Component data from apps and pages
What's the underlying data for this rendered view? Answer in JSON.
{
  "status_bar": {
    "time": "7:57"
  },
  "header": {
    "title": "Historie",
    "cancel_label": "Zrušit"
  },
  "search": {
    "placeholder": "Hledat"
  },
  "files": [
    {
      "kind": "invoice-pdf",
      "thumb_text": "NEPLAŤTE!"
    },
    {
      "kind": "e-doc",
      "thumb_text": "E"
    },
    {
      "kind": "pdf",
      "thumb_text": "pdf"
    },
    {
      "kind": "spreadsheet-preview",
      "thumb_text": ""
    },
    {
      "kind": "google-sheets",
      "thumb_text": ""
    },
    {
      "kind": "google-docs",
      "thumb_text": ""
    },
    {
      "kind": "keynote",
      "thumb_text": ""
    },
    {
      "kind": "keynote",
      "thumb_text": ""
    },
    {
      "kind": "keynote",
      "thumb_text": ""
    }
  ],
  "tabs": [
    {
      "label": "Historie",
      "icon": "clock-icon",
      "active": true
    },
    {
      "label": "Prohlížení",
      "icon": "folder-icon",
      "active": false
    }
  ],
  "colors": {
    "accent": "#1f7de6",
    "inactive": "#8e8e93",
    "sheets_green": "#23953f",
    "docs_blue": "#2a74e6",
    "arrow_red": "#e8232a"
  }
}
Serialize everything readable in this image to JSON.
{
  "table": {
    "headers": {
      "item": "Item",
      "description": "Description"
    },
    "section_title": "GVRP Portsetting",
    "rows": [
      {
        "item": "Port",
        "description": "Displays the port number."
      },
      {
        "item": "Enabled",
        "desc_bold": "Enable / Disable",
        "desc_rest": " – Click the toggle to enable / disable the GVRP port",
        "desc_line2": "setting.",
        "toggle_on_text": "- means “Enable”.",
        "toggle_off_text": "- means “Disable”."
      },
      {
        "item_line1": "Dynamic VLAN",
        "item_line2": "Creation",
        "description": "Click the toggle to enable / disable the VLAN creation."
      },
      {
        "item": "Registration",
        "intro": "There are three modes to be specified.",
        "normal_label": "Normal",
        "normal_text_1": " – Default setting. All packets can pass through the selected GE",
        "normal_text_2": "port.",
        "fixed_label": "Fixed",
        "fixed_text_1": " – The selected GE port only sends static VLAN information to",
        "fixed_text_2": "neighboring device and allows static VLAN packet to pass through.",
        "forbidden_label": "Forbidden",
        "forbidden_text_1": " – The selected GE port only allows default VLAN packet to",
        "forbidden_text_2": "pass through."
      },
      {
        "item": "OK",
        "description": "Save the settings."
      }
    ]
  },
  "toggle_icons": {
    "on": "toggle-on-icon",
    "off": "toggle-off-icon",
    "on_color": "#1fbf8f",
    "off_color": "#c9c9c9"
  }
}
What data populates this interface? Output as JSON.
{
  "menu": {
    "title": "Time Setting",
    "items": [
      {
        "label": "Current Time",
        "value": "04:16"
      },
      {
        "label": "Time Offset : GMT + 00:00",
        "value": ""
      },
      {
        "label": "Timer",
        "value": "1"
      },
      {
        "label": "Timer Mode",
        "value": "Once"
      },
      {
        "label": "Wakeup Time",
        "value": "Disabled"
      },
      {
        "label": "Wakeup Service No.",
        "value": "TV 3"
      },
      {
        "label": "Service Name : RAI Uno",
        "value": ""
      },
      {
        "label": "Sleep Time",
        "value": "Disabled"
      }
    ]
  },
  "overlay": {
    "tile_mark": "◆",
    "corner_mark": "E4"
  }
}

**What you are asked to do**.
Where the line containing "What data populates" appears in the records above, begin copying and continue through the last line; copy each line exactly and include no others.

**Task response**.
What data populates this interface? Output as JSON.
{
  "menu": {
    "title": "Time Setting",
    "items": [
      {
        "label": "Current Time",
        "value": "04:16"
      },
      {
        "label": "Time Offset : GMT + 00:00",
        "value": ""
      },
      {
        "label": "Timer",
        "value": "1"
      },
      {
        "label": "Timer Mode",
        "value": "Once"
      },
      {
        "label": "Wakeup Time",
        "value": "Disabled"
      },
      {
        "label": "Wakeup Service No.",
        "value": "TV 3"
      },
      {
        "label": "Service Name : RAI Uno",
        "value": ""
      },
      {
        "label": "Sleep Time",
        "value": "Disabled"
      }
    ]
  },
  "overlay": {
    "tile_mark": "◆",
    "corner_mark": "E4"
  }
}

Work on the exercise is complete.